_What is required:_ An exact copy of every entry is required, without the pictures.

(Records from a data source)
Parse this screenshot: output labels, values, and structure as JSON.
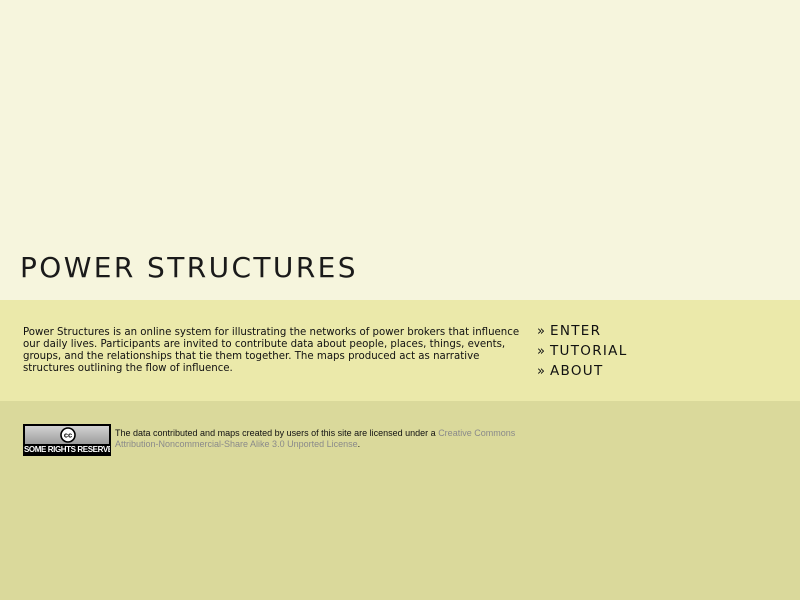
{
  "header": {
    "site_title": "POWER STRUCTURES"
  },
  "intro": {
    "description": "Power Structures is an online system for illustrating the networks of power brokers that influence our daily lives. Participants are invited to contribute data about people, places, things, events, groups, and the relationships that tie them together. The maps produced act as narrative structures outlining the flow of influence."
  },
  "nav": {
    "bullet": "»",
    "items": [
      {
        "label": "ENTER"
      },
      {
        "label": "TUTORIAL"
      },
      {
        "label": "ABOUT"
      }
    ]
  },
  "footer": {
    "badge": {
      "icon": "creative-commons-icon",
      "cc_text": "cc",
      "rights_text": "SOME RIGHTS RESERVED"
    },
    "license_prefix": "The data contributed and maps created by users of this site are licensed under a ",
    "license_link": "Creative Commons Attribution-Noncommercial-Share Alike 3.0 Unported License",
    "license_suffix": "."
  },
  "colors": {
    "top_background": "#f6f5dd",
    "middle_background": "#ebe9aa",
    "bottom_background": "#dad99b",
    "link_gray": "#8a8a8a"
  }
}
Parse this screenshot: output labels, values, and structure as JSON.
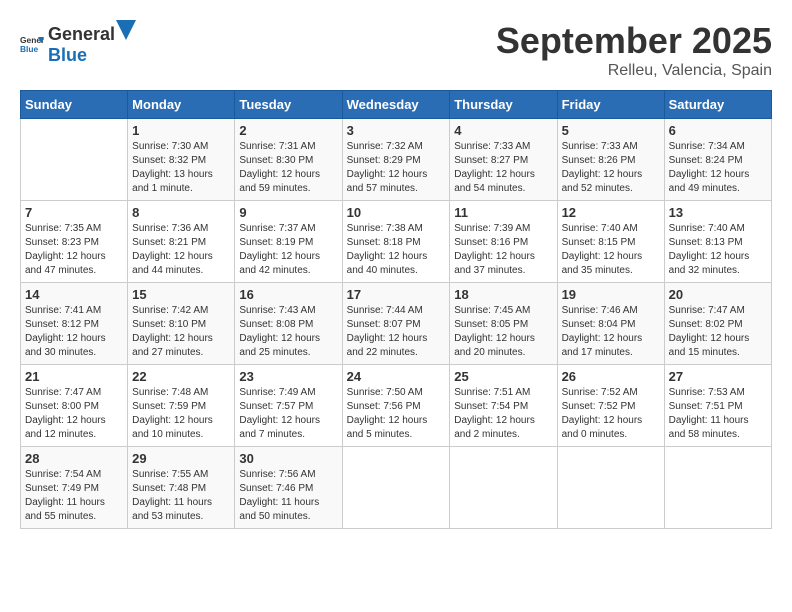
{
  "logo": {
    "text_general": "General",
    "text_blue": "Blue"
  },
  "title": "September 2025",
  "subtitle": "Relleu, Valencia, Spain",
  "days_of_week": [
    "Sunday",
    "Monday",
    "Tuesday",
    "Wednesday",
    "Thursday",
    "Friday",
    "Saturday"
  ],
  "weeks": [
    [
      {
        "day": "",
        "info": ""
      },
      {
        "day": "1",
        "info": "Sunrise: 7:30 AM\nSunset: 8:32 PM\nDaylight: 13 hours and 1 minute."
      },
      {
        "day": "2",
        "info": "Sunrise: 7:31 AM\nSunset: 8:30 PM\nDaylight: 12 hours and 59 minutes."
      },
      {
        "day": "3",
        "info": "Sunrise: 7:32 AM\nSunset: 8:29 PM\nDaylight: 12 hours and 57 minutes."
      },
      {
        "day": "4",
        "info": "Sunrise: 7:33 AM\nSunset: 8:27 PM\nDaylight: 12 hours and 54 minutes."
      },
      {
        "day": "5",
        "info": "Sunrise: 7:33 AM\nSunset: 8:26 PM\nDaylight: 12 hours and 52 minutes."
      },
      {
        "day": "6",
        "info": "Sunrise: 7:34 AM\nSunset: 8:24 PM\nDaylight: 12 hours and 49 minutes."
      }
    ],
    [
      {
        "day": "7",
        "info": "Sunrise: 7:35 AM\nSunset: 8:23 PM\nDaylight: 12 hours and 47 minutes."
      },
      {
        "day": "8",
        "info": "Sunrise: 7:36 AM\nSunset: 8:21 PM\nDaylight: 12 hours and 44 minutes."
      },
      {
        "day": "9",
        "info": "Sunrise: 7:37 AM\nSunset: 8:19 PM\nDaylight: 12 hours and 42 minutes."
      },
      {
        "day": "10",
        "info": "Sunrise: 7:38 AM\nSunset: 8:18 PM\nDaylight: 12 hours and 40 minutes."
      },
      {
        "day": "11",
        "info": "Sunrise: 7:39 AM\nSunset: 8:16 PM\nDaylight: 12 hours and 37 minutes."
      },
      {
        "day": "12",
        "info": "Sunrise: 7:40 AM\nSunset: 8:15 PM\nDaylight: 12 hours and 35 minutes."
      },
      {
        "day": "13",
        "info": "Sunrise: 7:40 AM\nSunset: 8:13 PM\nDaylight: 12 hours and 32 minutes."
      }
    ],
    [
      {
        "day": "14",
        "info": "Sunrise: 7:41 AM\nSunset: 8:12 PM\nDaylight: 12 hours and 30 minutes."
      },
      {
        "day": "15",
        "info": "Sunrise: 7:42 AM\nSunset: 8:10 PM\nDaylight: 12 hours and 27 minutes."
      },
      {
        "day": "16",
        "info": "Sunrise: 7:43 AM\nSunset: 8:08 PM\nDaylight: 12 hours and 25 minutes."
      },
      {
        "day": "17",
        "info": "Sunrise: 7:44 AM\nSunset: 8:07 PM\nDaylight: 12 hours and 22 minutes."
      },
      {
        "day": "18",
        "info": "Sunrise: 7:45 AM\nSunset: 8:05 PM\nDaylight: 12 hours and 20 minutes."
      },
      {
        "day": "19",
        "info": "Sunrise: 7:46 AM\nSunset: 8:04 PM\nDaylight: 12 hours and 17 minutes."
      },
      {
        "day": "20",
        "info": "Sunrise: 7:47 AM\nSunset: 8:02 PM\nDaylight: 12 hours and 15 minutes."
      }
    ],
    [
      {
        "day": "21",
        "info": "Sunrise: 7:47 AM\nSunset: 8:00 PM\nDaylight: 12 hours and 12 minutes."
      },
      {
        "day": "22",
        "info": "Sunrise: 7:48 AM\nSunset: 7:59 PM\nDaylight: 12 hours and 10 minutes."
      },
      {
        "day": "23",
        "info": "Sunrise: 7:49 AM\nSunset: 7:57 PM\nDaylight: 12 hours and 7 minutes."
      },
      {
        "day": "24",
        "info": "Sunrise: 7:50 AM\nSunset: 7:56 PM\nDaylight: 12 hours and 5 minutes."
      },
      {
        "day": "25",
        "info": "Sunrise: 7:51 AM\nSunset: 7:54 PM\nDaylight: 12 hours and 2 minutes."
      },
      {
        "day": "26",
        "info": "Sunrise: 7:52 AM\nSunset: 7:52 PM\nDaylight: 12 hours and 0 minutes."
      },
      {
        "day": "27",
        "info": "Sunrise: 7:53 AM\nSunset: 7:51 PM\nDaylight: 11 hours and 58 minutes."
      }
    ],
    [
      {
        "day": "28",
        "info": "Sunrise: 7:54 AM\nSunset: 7:49 PM\nDaylight: 11 hours and 55 minutes."
      },
      {
        "day": "29",
        "info": "Sunrise: 7:55 AM\nSunset: 7:48 PM\nDaylight: 11 hours and 53 minutes."
      },
      {
        "day": "30",
        "info": "Sunrise: 7:56 AM\nSunset: 7:46 PM\nDaylight: 11 hours and 50 minutes."
      },
      {
        "day": "",
        "info": ""
      },
      {
        "day": "",
        "info": ""
      },
      {
        "day": "",
        "info": ""
      },
      {
        "day": "",
        "info": ""
      }
    ]
  ]
}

_Task solution:_
Parse this screenshot: output labels, values, and structure as JSON.
{
  "header": {
    "site_title": "POWER STRUCTURES"
  },
  "intro": {
    "description": "Power Structures is an online system for illustrating the networks of power brokers that influence our daily lives. Participants are invited to contribute data about people, places, things, events, groups, and the relationships that tie them together. The maps produced act as narrative structures outlining the flow of influence."
  },
  "nav": {
    "bullet": "»",
    "items": [
      {
        "label": "ENTER"
      },
      {
        "label": "TUTORIAL"
      },
      {
        "label": "ABOUT"
      }
    ]
  },
  "footer": {
    "badge": {
      "icon": "creative-commons-icon",
      "cc_text": "cc",
      "rights_text": "SOME RIGHTS RESERVED"
    },
    "license_prefix": "The data contributed and maps created by users of this site are licensed under a ",
    "license_link": "Creative Commons Attribution-Noncommercial-Share Alike 3.0 Unported License",
    "license_suffix": "."
  },
  "colors": {
    "top_background": "#f6f5dd",
    "middle_background": "#ebe9aa",
    "bottom_background": "#dad99b",
    "link_gray": "#8a8a8a"
  }
}
Parse this screenshot: output labels, values, and structure as JSON.
{
  "logo": {
    "text_general": "General",
    "text_blue": "Blue"
  },
  "title": "September 2025",
  "subtitle": "Relleu, Valencia, Spain",
  "days_of_week": [
    "Sunday",
    "Monday",
    "Tuesday",
    "Wednesday",
    "Thursday",
    "Friday",
    "Saturday"
  ],
  "weeks": [
    [
      {
        "day": "",
        "info": ""
      },
      {
        "day": "1",
        "info": "Sunrise: 7:30 AM\nSunset: 8:32 PM\nDaylight: 13 hours and 1 minute."
      },
      {
        "day": "2",
        "info": "Sunrise: 7:31 AM\nSunset: 8:30 PM\nDaylight: 12 hours and 59 minutes."
      },
      {
        "day": "3",
        "info": "Sunrise: 7:32 AM\nSunset: 8:29 PM\nDaylight: 12 hours and 57 minutes."
      },
      {
        "day": "4",
        "info": "Sunrise: 7:33 AM\nSunset: 8:27 PM\nDaylight: 12 hours and 54 minutes."
      },
      {
        "day": "5",
        "info": "Sunrise: 7:33 AM\nSunset: 8:26 PM\nDaylight: 12 hours and 52 minutes."
      },
      {
        "day": "6",
        "info": "Sunrise: 7:34 AM\nSunset: 8:24 PM\nDaylight: 12 hours and 49 minutes."
      }
    ],
    [
      {
        "day": "7",
        "info": "Sunrise: 7:35 AM\nSunset: 8:23 PM\nDaylight: 12 hours and 47 minutes."
      },
      {
        "day": "8",
        "info": "Sunrise: 7:36 AM\nSunset: 8:21 PM\nDaylight: 12 hours and 44 minutes."
      },
      {
        "day": "9",
        "info": "Sunrise: 7:37 AM\nSunset: 8:19 PM\nDaylight: 12 hours and 42 minutes."
      },
      {
        "day": "10",
        "info": "Sunrise: 7:38 AM\nSunset: 8:18 PM\nDaylight: 12 hours and 40 minutes."
      },
      {
        "day": "11",
        "info": "Sunrise: 7:39 AM\nSunset: 8:16 PM\nDaylight: 12 hours and 37 minutes."
      },
      {
        "day": "12",
        "info": "Sunrise: 7:40 AM\nSunset: 8:15 PM\nDaylight: 12 hours and 35 minutes."
      },
      {
        "day": "13",
        "info": "Sunrise: 7:40 AM\nSunset: 8:13 PM\nDaylight: 12 hours and 32 minutes."
      }
    ],
    [
      {
        "day": "14",
        "info": "Sunrise: 7:41 AM\nSunset: 8:12 PM\nDaylight: 12 hours and 30 minutes."
      },
      {
        "day": "15",
        "info": "Sunrise: 7:42 AM\nSunset: 8:10 PM\nDaylight: 12 hours and 27 minutes."
      },
      {
        "day": "16",
        "info": "Sunrise: 7:43 AM\nSunset: 8:08 PM\nDaylight: 12 hours and 25 minutes."
      },
      {
        "day": "17",
        "info": "Sunrise: 7:44 AM\nSunset: 8:07 PM\nDaylight: 12 hours and 22 minutes."
      },
      {
        "day": "18",
        "info": "Sunrise: 7:45 AM\nSunset: 8:05 PM\nDaylight: 12 hours and 20 minutes."
      },
      {
        "day": "19",
        "info": "Sunrise: 7:46 AM\nSunset: 8:04 PM\nDaylight: 12 hours and 17 minutes."
      },
      {
        "day": "20",
        "info": "Sunrise: 7:47 AM\nSunset: 8:02 PM\nDaylight: 12 hours and 15 minutes."
      }
    ],
    [
      {
        "day": "21",
        "info": "Sunrise: 7:47 AM\nSunset: 8:00 PM\nDaylight: 12 hours and 12 minutes."
      },
      {
        "day": "22",
        "info": "Sunrise: 7:48 AM\nSunset: 7:59 PM\nDaylight: 12 hours and 10 minutes."
      },
      {
        "day": "23",
        "info": "Sunrise: 7:49 AM\nSunset: 7:57 PM\nDaylight: 12 hours and 7 minutes."
      },
      {
        "day": "24",
        "info": "Sunrise: 7:50 AM\nSunset: 7:56 PM\nDaylight: 12 hours and 5 minutes."
      },
      {
        "day": "25",
        "info": "Sunrise: 7:51 AM\nSunset: 7:54 PM\nDaylight: 12 hours and 2 minutes."
      },
      {
        "day": "26",
        "info": "Sunrise: 7:52 AM\nSunset: 7:52 PM\nDaylight: 12 hours and 0 minutes."
      },
      {
        "day": "27",
        "info": "Sunrise: 7:53 AM\nSunset: 7:51 PM\nDaylight: 11 hours and 58 minutes."
      }
    ],
    [
      {
        "day": "28",
        "info": "Sunrise: 7:54 AM\nSunset: 7:49 PM\nDaylight: 11 hours and 55 minutes."
      },
      {
        "day": "29",
        "info": "Sunrise: 7:55 AM\nSunset: 7:48 PM\nDaylight: 11 hours and 53 minutes."
      },
      {
        "day": "30",
        "info": "Sunrise: 7:56 AM\nSunset: 7:46 PM\nDaylight: 11 hours and 50 minutes."
      },
      {
        "day": "",
        "info": ""
      },
      {
        "day": "",
        "info": ""
      },
      {
        "day": "",
        "info": ""
      },
      {
        "day": "",
        "info": ""
      }
    ]
  ]
}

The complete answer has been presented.